#4 Have you proved your chip is running at xxMHz?

#5 "If you think you need floating point to solve the problem then you don't understand the problem. If you really do need floating point then you have a problem you do not understand."

  • 1
  • 2
  • 3
  • 4
  • 5
Total votes: 0

Thanks!

 

Thanks!
Dan

  • 1
  • 2
  • 3
  • 4
  • 5
Total votes: 0

That would be interesting point. 

How would this check help me if EEPROM's image is good, but the copy is with one wrong copied bit?

 

Thanks for heads up. 

 

So one CRC on EEPROM once it was fully updated, + one CRC on the copied to MCU's memory file.

Thanks!
Dan

  • 1
  • 2
  • 3
  • 4
  • 5
Total votes: 0

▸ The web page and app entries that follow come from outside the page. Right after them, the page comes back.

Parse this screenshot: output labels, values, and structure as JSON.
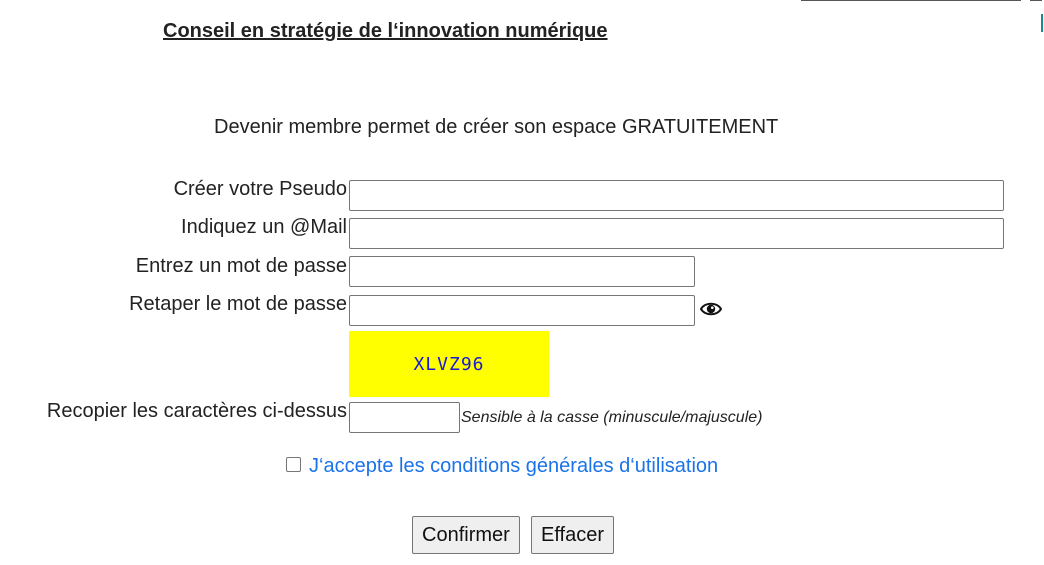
{
  "page": {
    "title": "Conseil en stratégie de l‘innovation numérique",
    "intro": "Devenir membre permet de créer son espace GRATUITEMENT"
  },
  "form": {
    "pseudo_label": "Créer votre Pseudo",
    "pseudo_value": "",
    "email_label": "Indiquez un @Mail",
    "email_value": "",
    "password_label": "Entrez un mot de passe",
    "password_value": "",
    "password_confirm_label": "Retaper le mot de passe",
    "password_confirm_value": "",
    "toggle_visibility_icon": "eye-icon",
    "captcha_code": "XLVZ96",
    "captcha_bg": "#ffff00",
    "captcha_color": "#1a1ad4",
    "captcha_label": "Recopier les caractères ci-dessus",
    "captcha_value": "",
    "captcha_hint": "Sensible à la casse (minuscule/majuscule)",
    "terms_checked": false,
    "terms_label": "J‘accepte les conditions générales d‘utilisation",
    "link_color": "#1a73e8"
  },
  "actions": {
    "confirm_label": "Confirmer",
    "reset_label": "Effacer"
  }
}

The CRC thing is there to make sure it got safely from the EEPROM (you have to "trust" that copy) to the flash. It's specifically to detect when something like an interruption prevented the reflashing completing successfully.

 

I suppose then you first send the code from the host to the EEPROM then that image itself could also have the CRC passed alongside. That way, when the transfer was complete and you have the whole image in EEPROM ready to be programmed you could use the CRC that also came with it to check the validity before you pepper it all over your application space. Don't even contemplate starting a reprogramming if the image is not proven valid. (this is a bit like when you download a zip/tar/etc from the internet and the supplier also gives you an MD5 or an SHA256 - that is to prove that what you received is binary identical to what they put on their site in the first pace (in case it is "damaged" or even that someone malicious messed with it and tried to install a trojan etc)

  • 1
  • 2
  • 3
  • 4
  • 5
Total votes: 0

Well yes, usually i work like that.

Code's CRC is hold in EEPROM, along with some calibration/some info.

And as i said before, CRC on each incoming data is coming together with the data. 

If CRC is NOT OK - data is cleared (if i have time for that), and the Host notified, If needed.

 

Thanks!
Dan